Page 2, 29th October 1976

29th October 1976
Page 2
Page 2, 29th October 1976 — Church still persecuted by Czechs

Report an error

Noticed an error on this page?
If you've noticed an error in this article please click here to report it.


Locations: Rome


Related articles

Persecution Still In Czechoslovakia

Page 10 from 12th March 1976

Czech Rights Activists For Trial

Page 2 from 5th October 1979

Prepare For The Persecution

Page 1 from 10th December 1948

Czechs Arrest Seven Nuns And Priests

Page 2 from 14th December 1984

The Persecution Of The Churchl A P E M E W: Aph

Page 3 from 20th May 1949

Church still persecuted by Czechs

From a Special Correspondent

THE Catholic Church in Czechoslovakia is still persecuted by the Cornmunist government despite guarantees of religious freedom contained in the Helsinki Agreement and the country's constitution, according to Vatican Radio.

Citing a 150-page "White Paper" issued by the Swiss National Commission on Justice and Peace, Vatican Radio said the Czechoslovak Church was persecuted as much today as it was during the late 1940s and 1950s, when suppression of Catholicism was at a peak.

According to Vatican Radio,

among the new forms of oppression are fines for and imprisonment of priests who exercise their priestly functions after retirement.

There are also various kinds of pressure, psychological and otherwise, to discourage parents from providing their children with religious education, and the refusal to advance qualified children with religious training to higher grades at school.

The report also criticised the government-sanctioned movement, Pacem in Terris, an organisation of priests considered "safe" by the

authorities. This group succeeded the "peace priests" movement, which was abandoned in 1963.

Uneasy truce in Russia: Although Communist theory and religious teaching could not co-exist, an uneasy truce had been struck by the Church and State in the Soviet Union, a leading Soviet historian said in Rome.

In an interview with Vatican Radio, Professor Alexander Niecrich, whose books have been banned in his country for 10 years, said that despite the antagonism, between State

doctrine and religion, "Nothing will disturb the peaceful modus vivendi between the State and any religion.
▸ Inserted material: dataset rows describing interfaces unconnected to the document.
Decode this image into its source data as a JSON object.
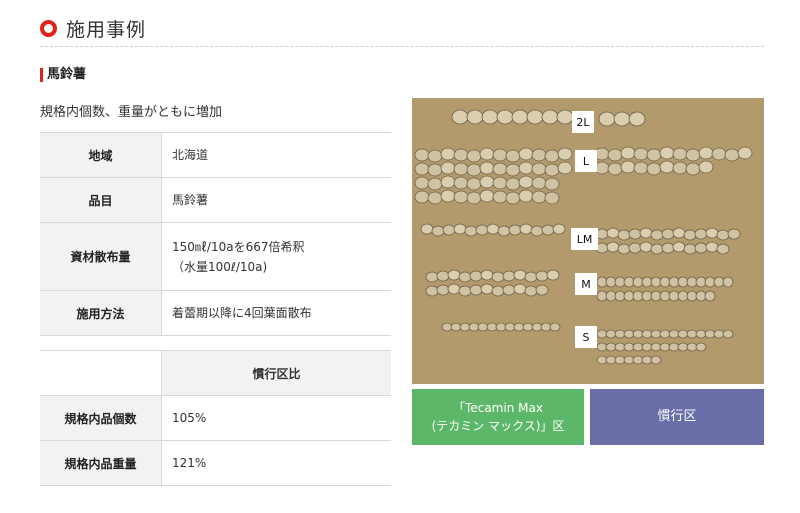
{
  "section": {
    "title": "施用事例",
    "icon": "ring-icon",
    "accent": "#e2231a"
  },
  "crop_heading": "馬鈴薯",
  "lead_text": "規格内個数、重量がともに増加",
  "details": [
    {
      "label": "地域",
      "value_lines": [
        "北海道"
      ]
    },
    {
      "label": "品目",
      "value_lines": [
        "馬鈴薯"
      ]
    },
    {
      "label": "資材散布量",
      "value_lines": [
        "150㎖/10aを667倍希釈",
        "（水量100ℓ/10a)"
      ]
    },
    {
      "label": "施用方法",
      "value_lines": [
        "着蕾期以降に4回葉面散布"
      ]
    }
  ],
  "comparison": {
    "column_header": "慣行区比",
    "rows": [
      {
        "label": "規格内品個数",
        "value": "105%"
      },
      {
        "label": "規格内品重量",
        "value": "121%"
      }
    ]
  },
  "photo": {
    "size_labels": [
      "2L",
      "L",
      "LM",
      "M",
      "S"
    ]
  },
  "captions": {
    "tecamin": [
      "「Tecamin Max",
      "(テカミン マックス)」区"
    ],
    "tecamin_color": "#5db769",
    "conventional": "慣行区",
    "conventional_color": "#6a6ea8"
  }
}
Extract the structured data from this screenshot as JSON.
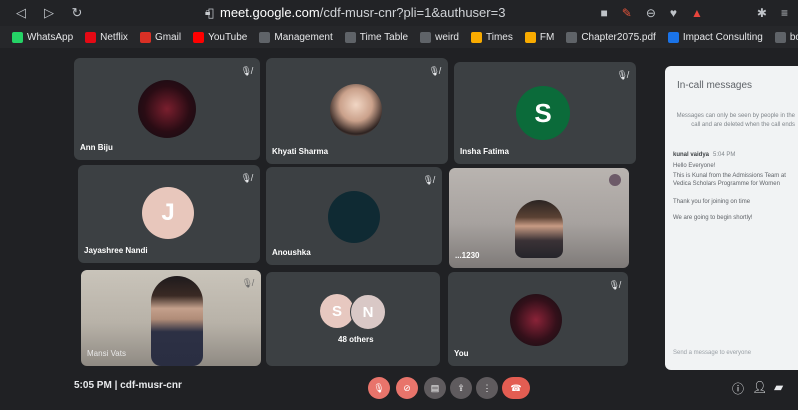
{
  "browser": {
    "url_domain": "meet.google.com",
    "url_path": "/cdf-musr-cnr?pli=1&authuser=3",
    "bookmarks": [
      {
        "label": "WhatsApp",
        "icon": "whatsapp-icon",
        "color": "#25d366"
      },
      {
        "label": "Netflix",
        "icon": "netflix-icon",
        "color": "#e50914"
      },
      {
        "label": "Gmail",
        "icon": "gmail-icon",
        "color": "#d93025"
      },
      {
        "label": "YouTube",
        "icon": "youtube-icon",
        "color": "#ff0000"
      },
      {
        "label": "Management",
        "icon": "globe-icon",
        "color": "#5f6368"
      },
      {
        "label": "Time Table",
        "icon": "globe-icon",
        "color": "#5f6368"
      },
      {
        "label": "weird",
        "icon": "globe-icon",
        "color": "#5f6368"
      },
      {
        "label": "Times",
        "icon": "folder-icon",
        "color": "#f9ab00"
      },
      {
        "label": "FM",
        "icon": "folder-icon",
        "color": "#f9ab00"
      },
      {
        "label": "Chapter2075.pdf",
        "icon": "globe-icon",
        "color": "#5f6368"
      },
      {
        "label": "Impact Consulting",
        "icon": "globe-icon",
        "color": "#1a73e8"
      },
      {
        "label": "books",
        "icon": "book-icon",
        "color": "#5f6368"
      }
    ]
  },
  "participants": [
    {
      "name": "Ann Biju",
      "type": "audio-visualizer"
    },
    {
      "name": "Khyati Sharma",
      "type": "photo"
    },
    {
      "name": "Insha Fatima",
      "type": "initial",
      "initial": "S",
      "color": "#0b6b3a"
    },
    {
      "name": "Jayashree Nandi",
      "type": "initial",
      "initial": "J",
      "color": "#e8c7bc"
    },
    {
      "name": "Anoushka",
      "type": "photo-dark"
    },
    {
      "name": "...1230",
      "type": "video"
    },
    {
      "name": "Mansi Vats",
      "type": "video"
    },
    {
      "name": "48 others",
      "type": "group",
      "initials": [
        "S",
        "N"
      ]
    },
    {
      "name": "You",
      "type": "audio-visualizer"
    }
  ],
  "chat": {
    "title": "In-call messages",
    "note": "Messages can only be seen by people in the call and are deleted when the call ends",
    "sender": "kunal vaidya",
    "time": "5:04 PM",
    "messages": [
      "Hello Everyone!",
      "This is Kunal from the Admissions Team at Vedica Scholars Programme for Women",
      "Thank you for joining on time",
      "We are going to begin shortly!"
    ],
    "input_placeholder": "Send a message to everyone"
  },
  "meeting": {
    "time": "5:05 PM",
    "code": "cdf-musr-cnr"
  }
}
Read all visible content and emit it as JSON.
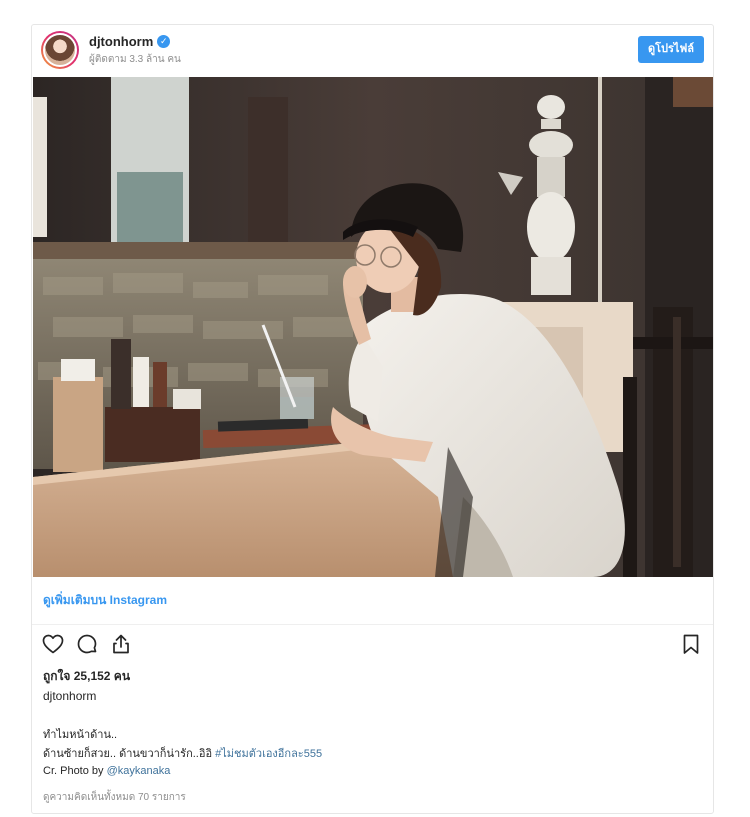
{
  "header": {
    "username": "djtonhorm",
    "verified_icon": "verified-check-icon",
    "followers": "ผู้ติดตาม 3.3 ล้าน คน",
    "profile_button": "ดูโปรไฟล์"
  },
  "post": {
    "more_link": "ดูเพิ่มเติมบน Instagram",
    "likes": "ถูกใจ 25,152 คน",
    "caption_user": "djtonhorm",
    "caption_line1": "ทำไมหน้าด้าน..",
    "caption_line2_text": "ด้านซ้ายก็สวย.. ด้านขวาก็น่ารัก..อิอิ ",
    "caption_line2_hashtag": "#ไม่ชมตัวเองอีกละ555",
    "caption_line3_text": "Cr. Photo by ",
    "caption_line3_mention": "@kaykanaka",
    "comments": "ดูความคิดเห็นทั้งหมด 70 รายการ"
  },
  "icons": {
    "like": "heart-icon",
    "comment": "comment-icon",
    "share": "share-icon",
    "save": "bookmark-icon"
  },
  "colors": {
    "accent": "#3897f0",
    "link": "#3f729b",
    "muted": "#8e8e8e"
  }
}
"In Russia," he said, "there are many believers and many different religions. It is not that these believers are forbidden to pray, although there are some cases of persecution, for example, against the Catholic Church in Lithuania, and that is not just."

Professor Niecrich has been unable to get any of his books published in the Soviet Union since 1965, when he wrote that the lack of military preparedness in the late 1930s was a cause of Russian losses in the war against Nazi Germany.

blog comments powered by Disqus